Parking is a common complaint among the students, as well as there aren’t enough Americans to interact with. The best thing, students agreed, is the conveniently located coffee shop and market place.

“Students seem just as focused as in any other classroom,” said Melody Slothower, an INTO-OSU instructor of two years. “No one’s showed up in their pajamas at all.”

Though ILLC instructors are doing something that other professors on campus haven’t, the overall mood is one of enthusiasm.

“The best thing about teaching in this building is that there’s more room, and it’s a unique place to work,” said Randy Garver, instructor for intensive English and lower-level listening and speaking.

Main concerns have to do with classroom layout and technology issues.

“The rooms next to the lounges have been a concern, but no problems so far,” Garver said. “There might be a technology glitch too.”

Moving past possible distractions technological glitches, another concern stems from the lack of interaction that ILLC faculty, students and residents are experiencing.

“I can’t interact with my colleagues as much because we’re on different floors. It takes a lot more effort to keep up communication,” Slothower said.

However, teachers agree the new building has amazing views from the windows and every resource is state of the art.

To learn more, search International Living-Learning Center on the OSU website.

Read more from The Daily Barometer. (Published Oct. 7, 2011)

Residing at OSU: A glance at student living  October 4th, 2011

A look at the variety of living situations Oregon State students call home

Built in 1948, Sackett Hall is the oldest dormitory on campus, and was originally an all-girls dorm. The hall is divided into four quadrants, with two wings per quadrant and approximately 300 students. Students live on single-gender floors, with a standard floor-bathroom set-up. One wing in Sackett is designated as the quiet wing. Most rooms are doubles, with sleeping porches and walk-in closets. …

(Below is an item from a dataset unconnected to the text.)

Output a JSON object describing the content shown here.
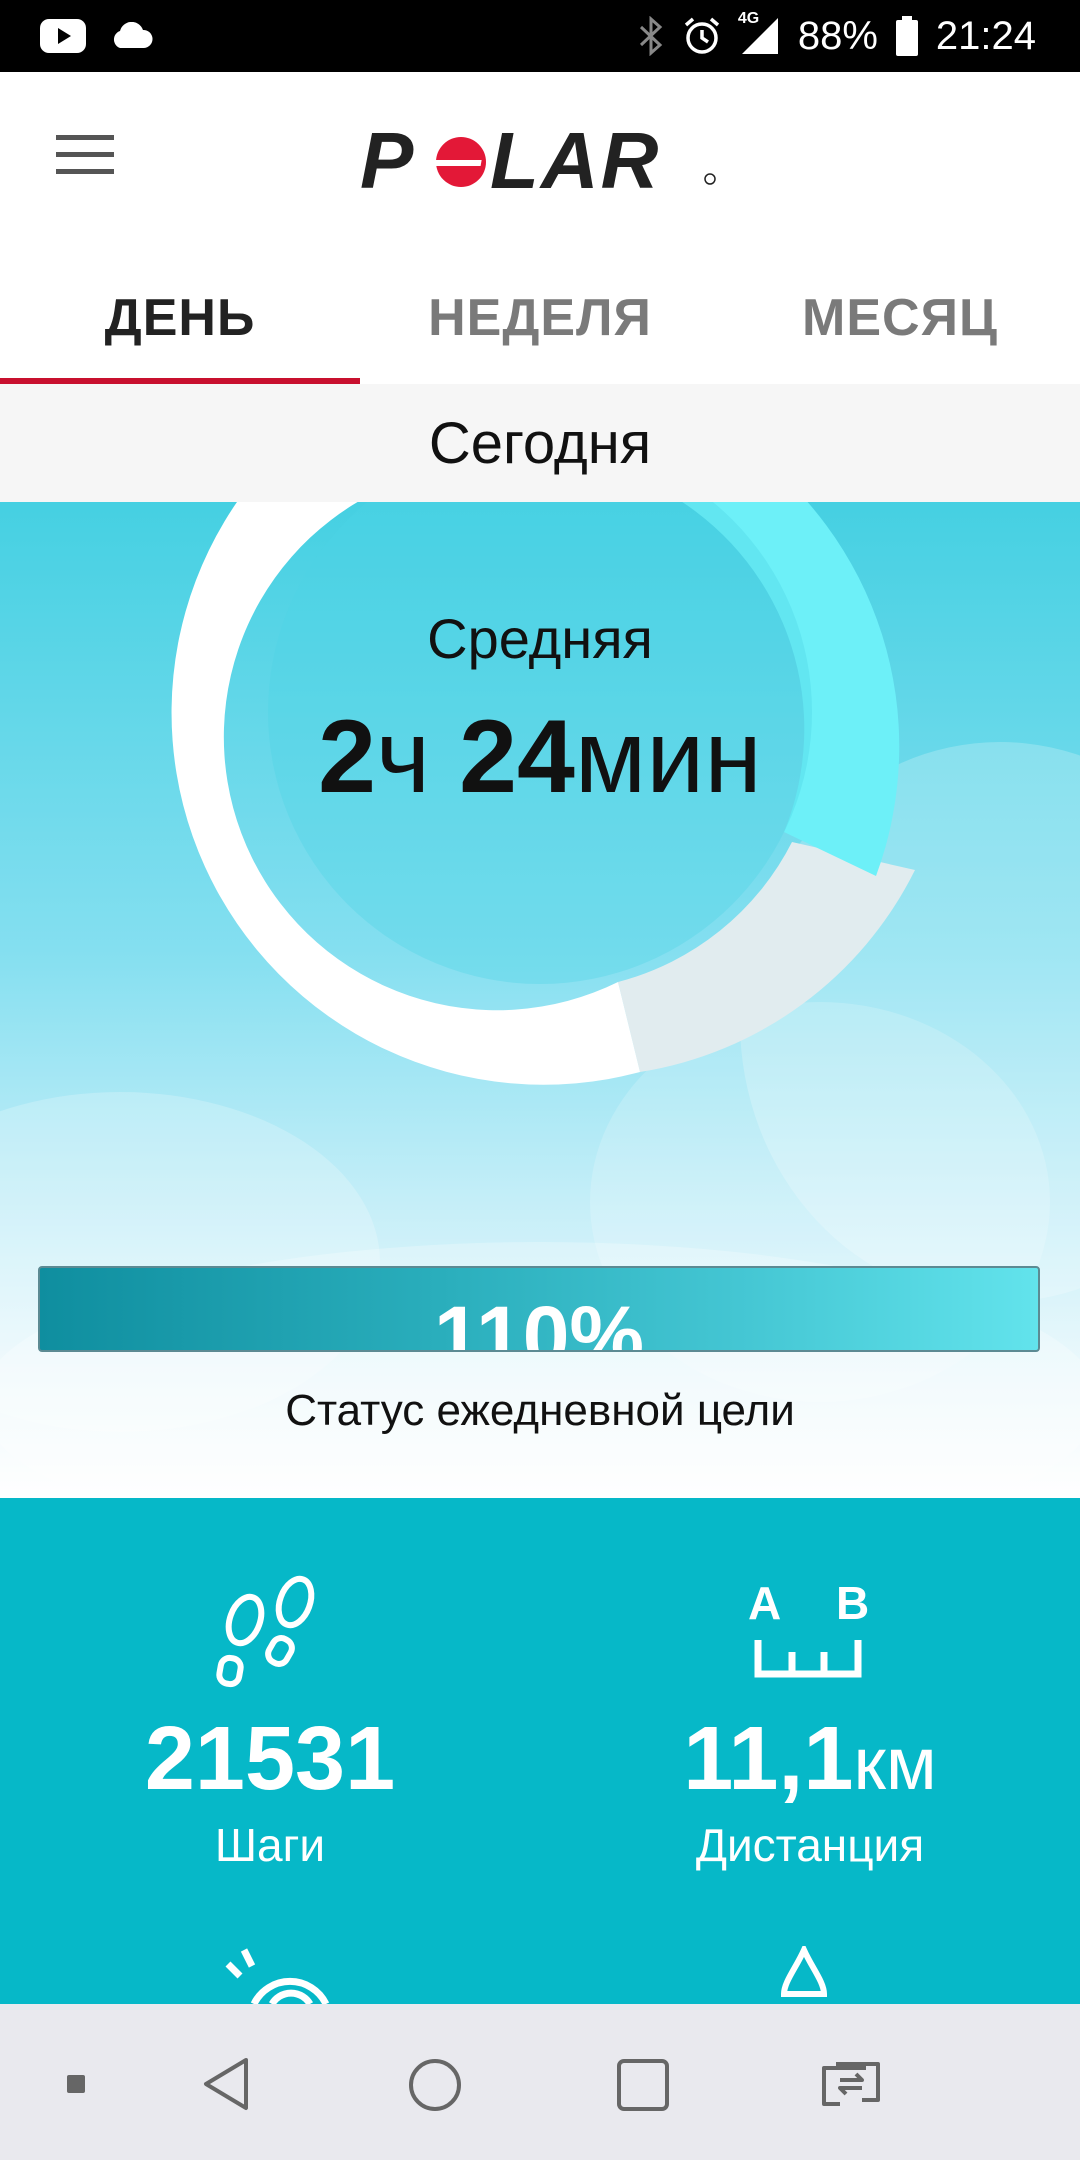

Newly completed this year in 2011, the shimmering glass International Living Learning Center across from Halsell, Finley and Bloss is a serious envy-inducer for other residents of University Housing and Dining Service halls. Students live on one of four co-ed floors, with single and double occupancy rooms boasting private and suite-style bathrooms. Most double rooms are supposed to house a domestic and an international student together. …

McNary Hall, the Honors College hall, is home to approximately 350 students on five floors. It offers both single and double rooms as well as special “quad” rooms, on co-ed floors with a standard floor-bathroom set-up. McNary also has a quiet wing, and a women-only wing.

Read more from The Daily Barometer. (Published Oct. 4, 2011)